But what really turned my stomach, what made me put the paper down, close my eyes and groan, was the part about the flowers.
Every time Brame had a violent fight with Crystal, he would send her flowers the next day from an anonymous "admirer." Then he would accuse her of having an affair. He would do it time and again.
This, I thought, is sick. Really sick. Brame, who had impressed and charmed so many of us in this city, was a truly twisted soul.
I was fooled. So were most people, including some who worked every day with Brame.
Some of them knew he was ruthless and cruel as he shoved his perceived enemies out of the way and promoted loyalists to his inner circle in the police department.
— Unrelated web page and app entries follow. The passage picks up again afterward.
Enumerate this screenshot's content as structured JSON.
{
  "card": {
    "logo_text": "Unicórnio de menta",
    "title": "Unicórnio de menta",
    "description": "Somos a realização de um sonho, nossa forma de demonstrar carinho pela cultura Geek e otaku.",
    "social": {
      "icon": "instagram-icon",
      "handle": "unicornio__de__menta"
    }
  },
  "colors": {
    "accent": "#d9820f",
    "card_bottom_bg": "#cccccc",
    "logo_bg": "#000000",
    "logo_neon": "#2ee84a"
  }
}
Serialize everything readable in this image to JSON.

But who knew, beyond Crystal and her family, that Brame was so self-delusional, so psychopathic?
Flowers, tokens of love, turned to weapons.
I can't comprehend how Brame could think that the blatantly phony flower ploy would give him the upper hand, that it would absolve him of blame for choking his wife the day before.
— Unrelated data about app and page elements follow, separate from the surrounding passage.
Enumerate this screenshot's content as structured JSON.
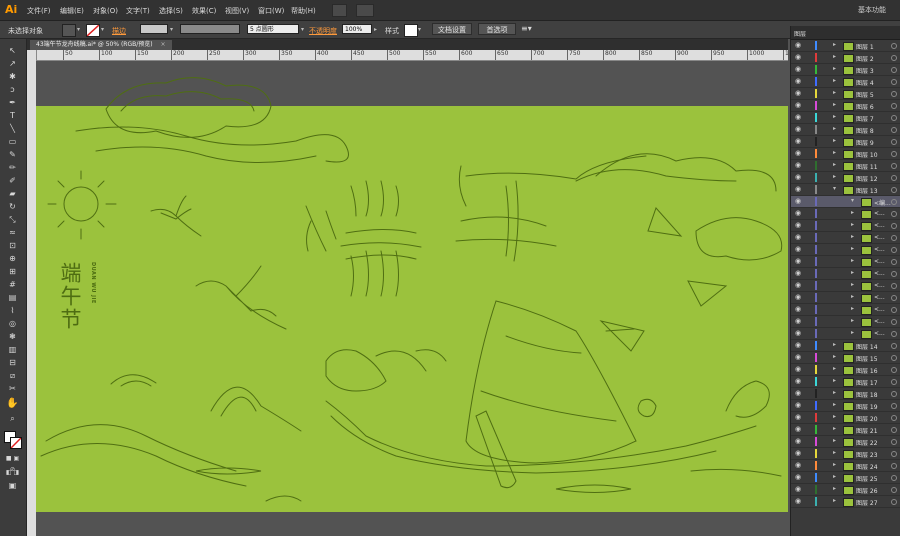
{
  "app": {
    "logo": "Ai"
  },
  "menu": [
    "文件(F)",
    "编辑(E)",
    "对象(O)",
    "文字(T)",
    "选择(S)",
    "效果(C)",
    "视图(V)",
    "窗口(W)",
    "帮助(H)"
  ],
  "workspace": "基本功能",
  "options": {
    "selection": "未选择对象",
    "stroke_label": "描边",
    "brush": "5 点圆形",
    "opacity_label": "不透明度",
    "opacity": "100%",
    "style_label": "样式",
    "doc_setup": "文档设置",
    "prefs": "首选项"
  },
  "doc_tab": "43端午节龙舟线稿.ai* @ 50% (RGB/预览)",
  "ruler_ticks": [
    "50",
    "100",
    "150",
    "200",
    "250",
    "300",
    "350",
    "400",
    "450",
    "500",
    "550",
    "600",
    "650",
    "700",
    "750",
    "800",
    "850",
    "900",
    "950",
    "1000",
    "1050"
  ],
  "artwork": {
    "title_vertical": "端午节",
    "pinyin": "DUAN WU JIE",
    "bg_color": "#9bc23d",
    "line_color": "#4f6e12"
  },
  "layers_panel": {
    "title": "图层",
    "layers": [
      {
        "name": "图层 1",
        "color": "#3f8cff",
        "open": false,
        "selected": false
      },
      {
        "name": "图层 2",
        "color": "#e03b3b",
        "open": false,
        "selected": false
      },
      {
        "name": "图层 3",
        "color": "#36b93a",
        "open": false,
        "selected": false
      },
      {
        "name": "图层 4",
        "color": "#3f6cff",
        "open": false,
        "selected": false
      },
      {
        "name": "图层 5",
        "color": "#e5d83b",
        "open": false,
        "selected": false
      },
      {
        "name": "图层 6",
        "color": "#d84ad8",
        "open": false,
        "selected": false
      },
      {
        "name": "图层 7",
        "color": "#3bd8d8",
        "open": false,
        "selected": false
      },
      {
        "name": "图层 8",
        "color": "#888888",
        "open": false,
        "selected": false
      },
      {
        "name": "图层 9",
        "color": "#222222",
        "open": false,
        "selected": false
      },
      {
        "name": "图层 10",
        "color": "#ff8a3b",
        "open": false,
        "selected": false
      },
      {
        "name": "图层 11",
        "color": "#2f6f2f",
        "open": false,
        "selected": false
      },
      {
        "name": "图层 12",
        "color": "#3bb0b0",
        "open": false,
        "selected": false
      },
      {
        "name": "图层 13",
        "color": "#8a8a8a",
        "open": true,
        "selected": false
      },
      {
        "name": "<编...",
        "color": "#6a6ab8",
        "open": true,
        "selected": true
      },
      {
        "name": "<...",
        "color": "#6a6ab8",
        "open": false,
        "selected": false
      },
      {
        "name": "<...",
        "color": "#6a6ab8",
        "open": false,
        "selected": false
      },
      {
        "name": "<...",
        "color": "#6a6ab8",
        "open": false,
        "selected": false
      },
      {
        "name": "<...",
        "color": "#6a6ab8",
        "open": false,
        "selected": false
      },
      {
        "name": "<...",
        "color": "#6a6ab8",
        "open": false,
        "selected": false
      },
      {
        "name": "<...",
        "color": "#6a6ab8",
        "open": false,
        "selected": false
      },
      {
        "name": "<...",
        "color": "#6a6ab8",
        "open": false,
        "selected": false
      },
      {
        "name": "<...",
        "color": "#6a6ab8",
        "open": false,
        "selected": false
      },
      {
        "name": "<...",
        "color": "#6a6ab8",
        "open": false,
        "selected": false
      },
      {
        "name": "<...",
        "color": "#6a6ab8",
        "open": false,
        "selected": false
      },
      {
        "name": "<...",
        "color": "#6a6ab8",
        "open": false,
        "selected": false
      },
      {
        "name": "图层 14",
        "color": "#3f8cff",
        "open": false,
        "selected": false
      },
      {
        "name": "图层 15",
        "color": "#d84ad8",
        "open": false,
        "selected": false
      },
      {
        "name": "图层 16",
        "color": "#e5d83b",
        "open": false,
        "selected": false
      },
      {
        "name": "图层 17",
        "color": "#3bd8d8",
        "open": false,
        "selected": false
      },
      {
        "name": "图层 18",
        "color": "#222222",
        "open": false,
        "selected": false
      },
      {
        "name": "图层 19",
        "color": "#3f6cff",
        "open": false,
        "selected": false
      },
      {
        "name": "图层 20",
        "color": "#e03b3b",
        "open": false,
        "selected": false
      },
      {
        "name": "图层 21",
        "color": "#36b93a",
        "open": false,
        "selected": false
      },
      {
        "name": "图层 22",
        "color": "#d84ad8",
        "open": false,
        "selected": false
      },
      {
        "name": "图层 23",
        "color": "#e5d83b",
        "open": false,
        "selected": false
      },
      {
        "name": "图层 24",
        "color": "#ff8a3b",
        "open": false,
        "selected": false
      },
      {
        "name": "图层 25",
        "color": "#3f8cff",
        "open": false,
        "selected": false
      },
      {
        "name": "图层 26",
        "color": "#2f6f2f",
        "open": false,
        "selected": false
      },
      {
        "name": "图层 27",
        "color": "#3bb0b0",
        "open": false,
        "selected": false
      }
    ]
  }
}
Brame fit the dictionary definition, if not the clinical one, of a psychopath: amoral, lacking empathy, afflicted by a severe psychological disorder not readily apparent to others.
But it was obvious to the psychologist who years ago interviewed and tested the young David Brame, who wanted to follow his dad and brother into the Tacoma police force. The psychologist saw something nobody else could see, something that set off danger signals: Don't give this guy a badge and a gun.
Too many years have passed, too many players in the cast have retired from the department. I don't think we'll ever know why the psychologist's report sat like a muffled warning, buried in Brame's personnel file, undiscovered until he was dead.
The other thing that struck me in the Robinson-Modeen reporting was how loosely Chief Brame was supervised by his city manager boss, Ray Corpuz.
Brame regularly blew off Corpuz' mandatory Monday morning meeting with his department heads. To me that was a bad sign, a lack of discipline by Corpuz.
Before Brame was named chief, I had asked Corpuz if the next police chief was going to live in Tacoma. Corpuz knew what I was getting at. Most of Tacoma's cops live outside the city. Is it too much to expect that Tacoma's police chief live in the city he's hired to protect?
Absolutely, Corpuz said. It was a condition for the job. Corpuz had already decreed that department heads reside in the city.
After Brame was appointed chief, I watched him dance around the residency question several times. His wife wanted to stay in Gig Harbor, he said. He would wait and see.
Brame had no intention of moving back to Tacoma. He knew Corpuz wouldn't do anything about it. It was one more thing that told Brame how much power he had to do what he wanted with the department.
What he did with that power, as Robinson and Modeen reported, was abuse the police department's promotion system, consistently passing over the top of the promotion list to elevate "his" people. He promoted to assistant chief his buddy Bill Meeks, a man who ranked at the bottom in department respect. He cruelly forced assistant chief Ray Roberts to retire a month short of 30 years' service, costing him a bundle in pension benefits.
Did Corpuz know what Brame was doing? Did he realize how destructive Brame's tactics would ultimately be to department unity and morale? Most likely not.
Any police chief should have the latitude to make promotions, within the bounds of city and department rules. You don't want a city manager meddling with the chief's personnel choices.
But there are limits.
A suggestion: Require the chief to send the city manager a report on every promotion. At the very least, report the promoted officer's place on the promotion list. Share the list with council members. Make it a public record.
Then, at least, the council, the press and the public would have access to information about the chief's promotion habits - whether the city manager is paying attention or not.